The problem with cultural stereotypes such as the "black mammy" is that they idealize and distort a historic reality (Johnson, 2005). The Time magazine article states that the African American women did not want to be reminded of their ancestry. However, it is also reasonable to assume that these women were very much aware of the fact that the happy and good-natured stereotype of a middle aged or older woman did not represent the historical reality female salves. The extent of violence, sexual abuse, and human rights violations female slaves were subject to make stereotypes such as the "black mammy" unacceptable. The author of the article however, appears to be utterly unaware of the historical facts. Moreover, the "black mammy" stereotype suggests that slavery was a mutually beneficial system in which every member of society "had their place" and was happy with the social order. From today's perspective, the stereotype of the "black mammy" is as offensive as the stereotype of "Jezebel," the lustrous and promiscuous African American woman who "seduces" innocent white men (Givens & Monahan, 2005).
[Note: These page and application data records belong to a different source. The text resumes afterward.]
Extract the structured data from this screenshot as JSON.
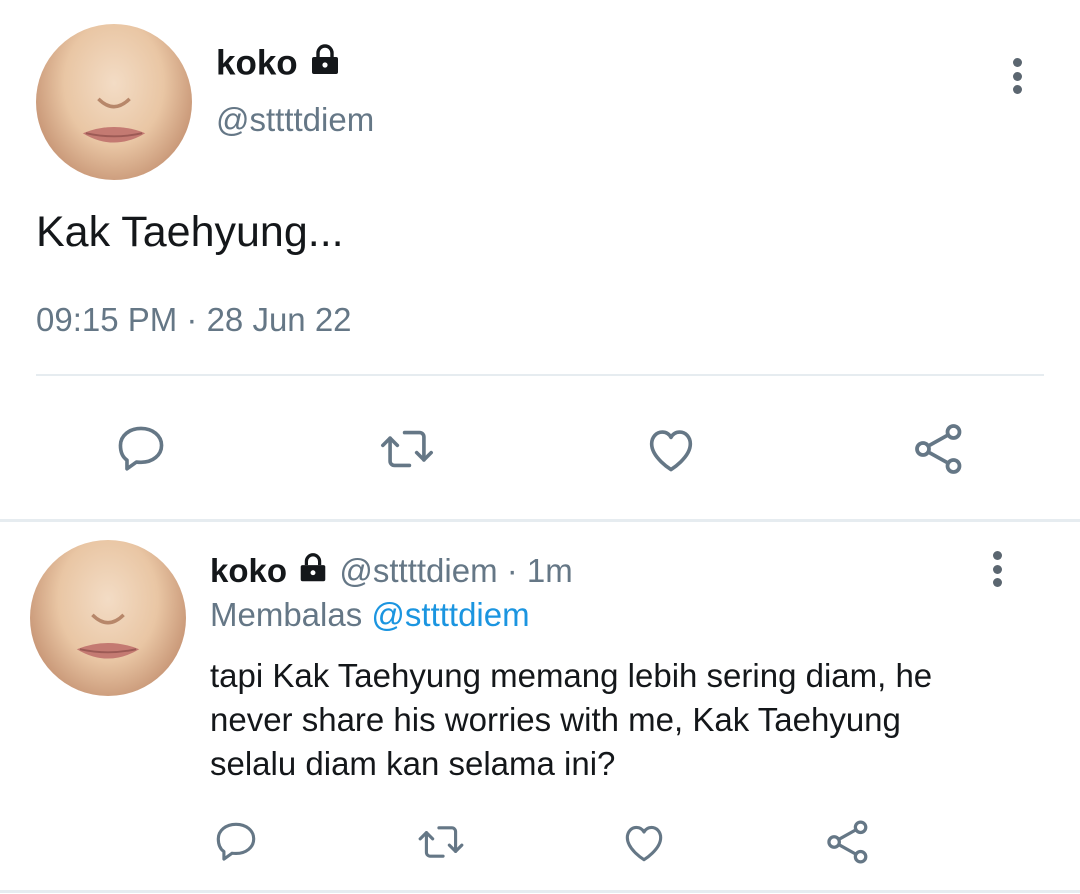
{
  "tweet": {
    "display_name": "koko",
    "handle": "@sttttdiem",
    "text": "Kak Taehyung...",
    "timestamp": "09:15 PM · 28 Jun 22",
    "icons": {
      "lock": "lock-icon",
      "menu": "more-vertical-icon"
    }
  },
  "actions": {
    "reply": "reply-icon",
    "retweet": "retweet-icon",
    "like": "heart-icon",
    "share": "share-icon",
    "color": "#657786"
  },
  "reply_tweet": {
    "display_name": "koko",
    "handle": "@sttttdiem",
    "separator": "·",
    "time_ago": "1m",
    "replying_label": "Membalas",
    "replying_to": "@sttttdiem",
    "text_lines": [
      "tapi Kak Taehyung memang lebih sering diam, he",
      "never share his worries with me, Kak Taehyung",
      "selalu diam kan selama ini?"
    ]
  },
  "colors": {
    "link": "#1b95e0",
    "muted": "#657786",
    "divider": "#e6ecf0"
  }
}
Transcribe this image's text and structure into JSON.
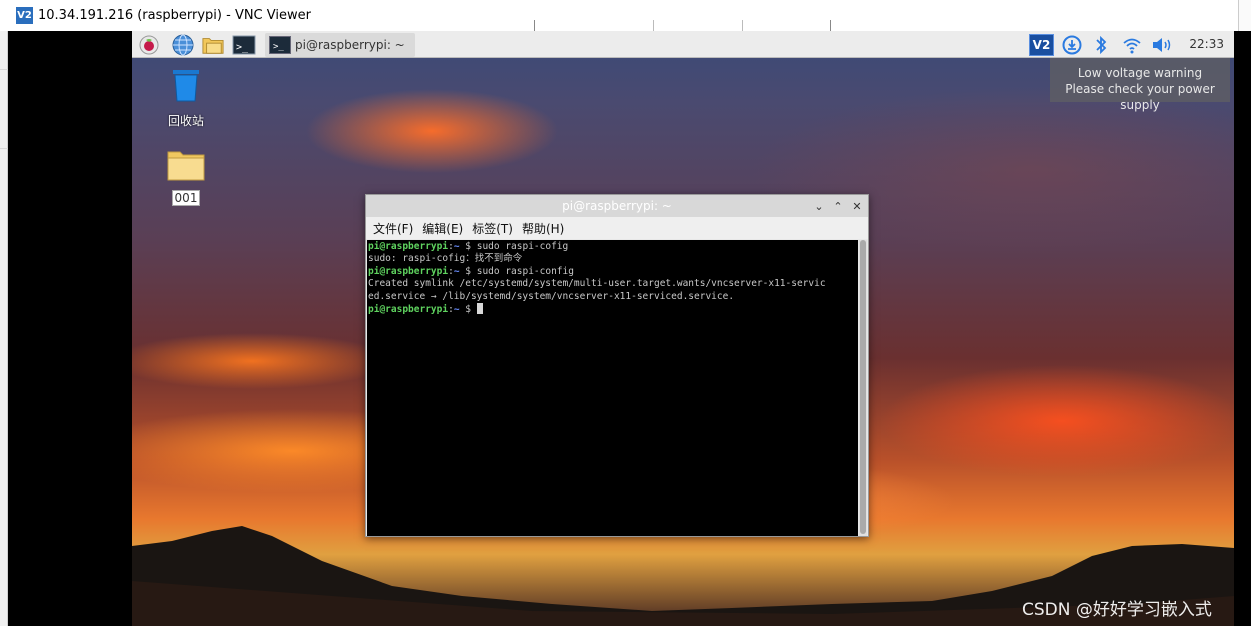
{
  "vnc_window": {
    "logo_text": "V2",
    "title": "10.34.191.216 (raspberrypi) - VNC Viewer"
  },
  "panel": {
    "launcher_icons": [
      "raspberry-menu-icon",
      "browser-globe-icon",
      "file-manager-icon",
      "terminal-icon"
    ],
    "taskbar_item_label": "pi@raspberrypi: ~",
    "tray_icons": [
      "vnc-server-icon",
      "update-download-icon",
      "bluetooth-icon",
      "wifi-icon",
      "volume-icon"
    ],
    "vnc_tray_text": "V2",
    "clock": "22:33"
  },
  "tooltip": {
    "line1": "Low voltage warning",
    "line2": "Please check your power supply"
  },
  "desktop_icons": [
    {
      "label": "回收站",
      "icon": "trash-icon"
    },
    {
      "label": "001",
      "icon": "folder-icon"
    }
  ],
  "terminal": {
    "title": "pi@raspberrypi: ~",
    "window_controls": [
      "minimize",
      "maximize",
      "close"
    ],
    "menu": [
      "文件(F)",
      "编辑(E)",
      "标签(T)",
      "帮助(H)"
    ],
    "lines": [
      {
        "user": "pi@raspberrypi",
        "sep": ":",
        "path": "~",
        "prompt": " $ ",
        "cmd": "sudo raspi-cofig"
      },
      {
        "text": "sudo: raspi-cofig：找不到命令"
      },
      {
        "user": "pi@raspberrypi",
        "sep": ":",
        "path": "~",
        "prompt": " $ ",
        "cmd": "sudo raspi-config"
      },
      {
        "text": "Created symlink /etc/systemd/system/multi-user.target.wants/vncserver-x11-servic"
      },
      {
        "text": "ed.service → /lib/systemd/system/vncserver-x11-serviced.service."
      },
      {
        "user": "pi@raspberrypi",
        "sep": ":",
        "path": "~",
        "prompt": " $ ",
        "cmd": ""
      }
    ]
  },
  "watermark": "CSDN @好好学习嵌入式"
}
One example today in which white people are insisting on maintaining racist stereotypes of a non-white ethnic group is the representation of Native Americans in popular culture. A number of universities, colleges, and schools maintain names for their sports teams that allude to cultural stereotypes of Native Americans (Connolly, 2000). Intended to summon school spirit and serve as a school symbol, school mascots such as the "Chief Illiniwek" of the University of Illinois at Urbana-Champaign are in fact offensive because they grossly distort Native American culture by reducing it to a stereotype of a feather-clad, dancing caricature. Moreover, this stereotype like the stereotype of the "black mammy" distorts historical reality, as Na